Tensions between failing companies and federally appointed Trustees in Bankruptcy have created challenges for federal bankruptcy courts across the nation. While companies that file for Chapter 11 bankruptcy tend to choose a venue that will be more favorable to their restructuring objectives, federally appointed Trustees are increasingly resistant to grant such accommodations.
The most common form of bankruptcy is Chapter 7, which serves to provide immediate relief of outstanding debts to creditors by halting company operations and liquidating existing assets in their entirety. Chapter 7 bankruptcies are supervised by federally appointed Trustees who are responsible for gathering debtors’ non-exempt assets, managing the sale of those assets, and distributing the proceeds to outstanding creditors. In contrast, Chapter 11 governs the process of reorganization of a debtor in bankruptcy proceedings. Chapter 11 enables businesses to undergo a financial reorganization, also supervised by a court appointed Trustee in Bankruptcy. Chapter 11 typically empowers the Trustee with the ability to operate the debtor’s business, and affords the debtor various mechanisms to restructure its business with the goal of eventually emerging from debt. Recent notable Chapter 11 bankruptcies include both Lehman Brothers Holdings Inc. and Washington Mutual during the heart of the financial crisis of 2008.
Failing businesses argue that the U.S. Trustees’ lack of leniency regarding choice of venue will leave them with potentially no way out of bankruptcy. The Trustees counter that their responsibility is “to preserve the integrity of the bankruptcy system, [and that sometimes] in doing so, it will not be in the best interest of a particular company.” As the debate continues, it will be interesting to see whether a trend begins to develop in favor or against the U.S. Trustees’ devotion to uphold stringent standards for American companies filing Chapter 11.
For more information on this issue see:
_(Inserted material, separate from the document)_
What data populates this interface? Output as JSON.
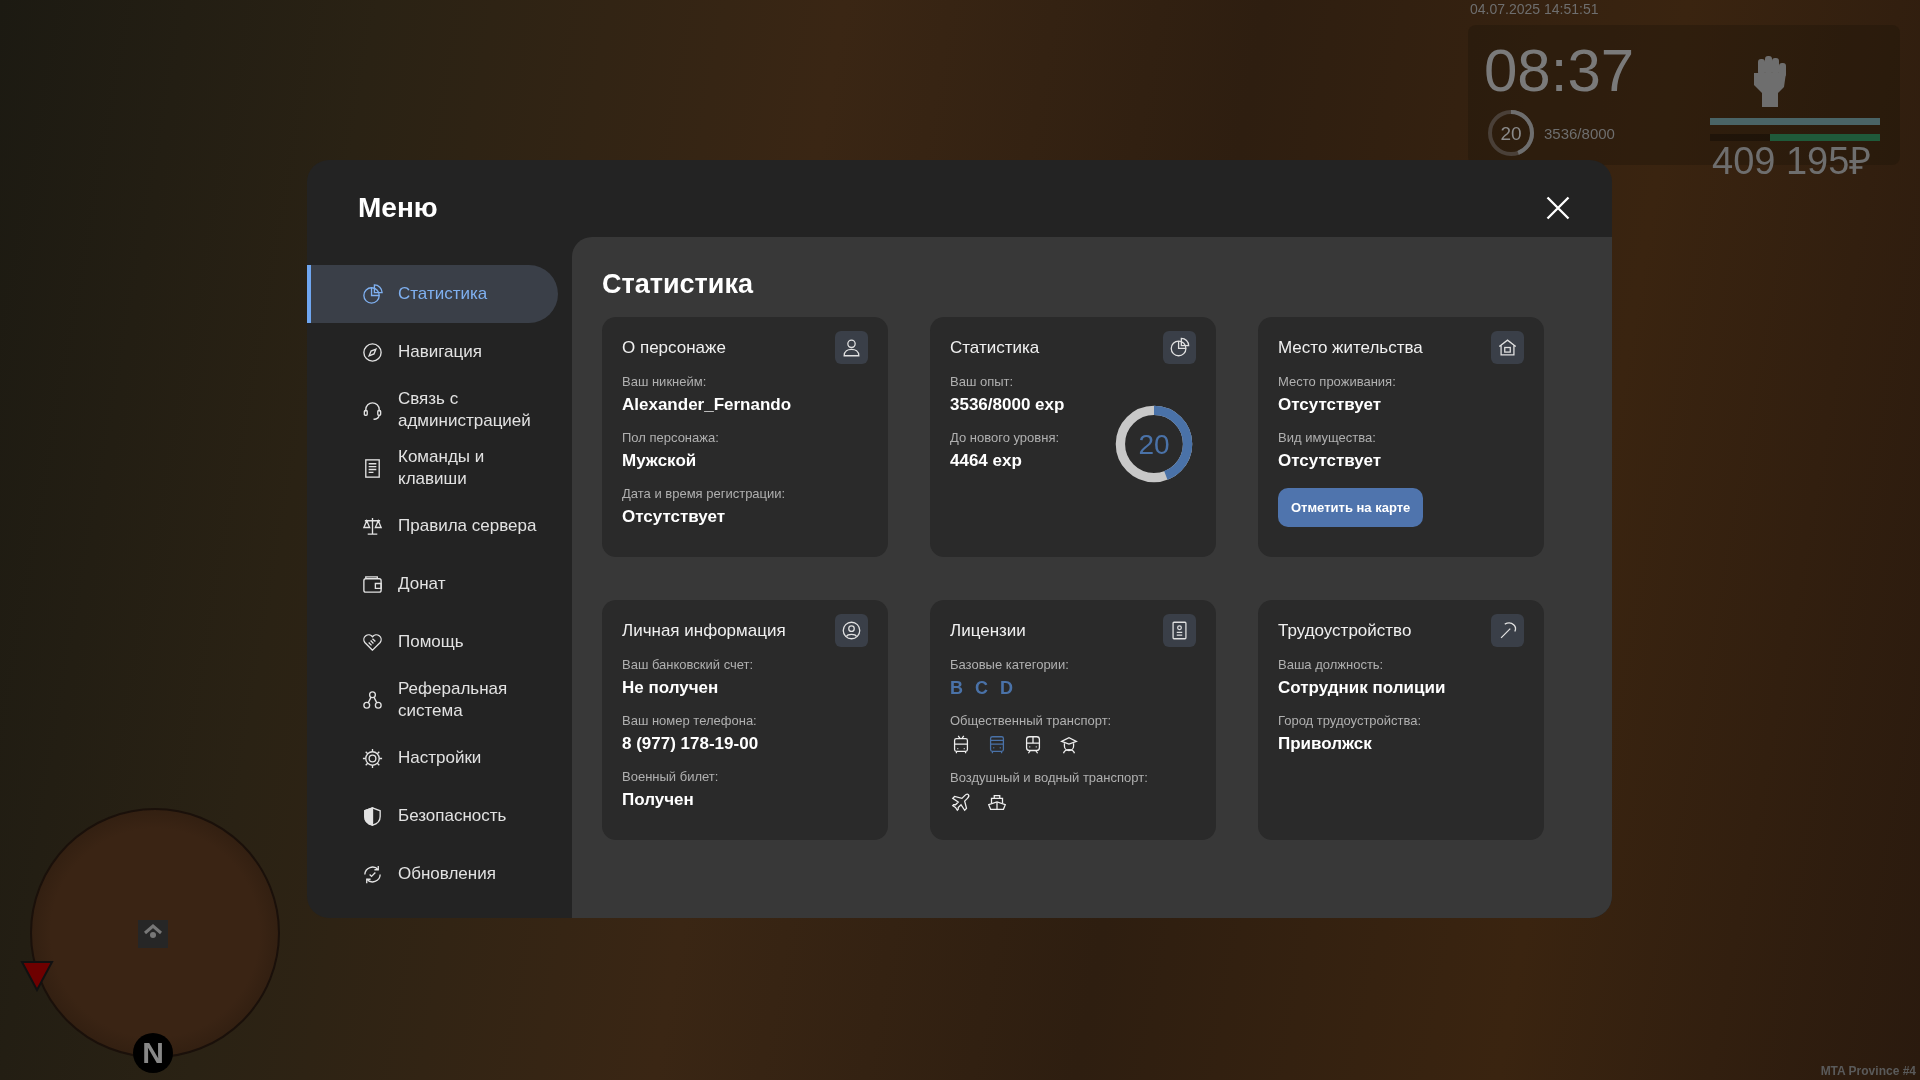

Wall Street Journal: Testing Chapter 11’s Limits – U.S. Watchdogs Square Off With Companies over Venue, Executive Bonuses. By: Rachel Feintzeig and Jacqueline Palank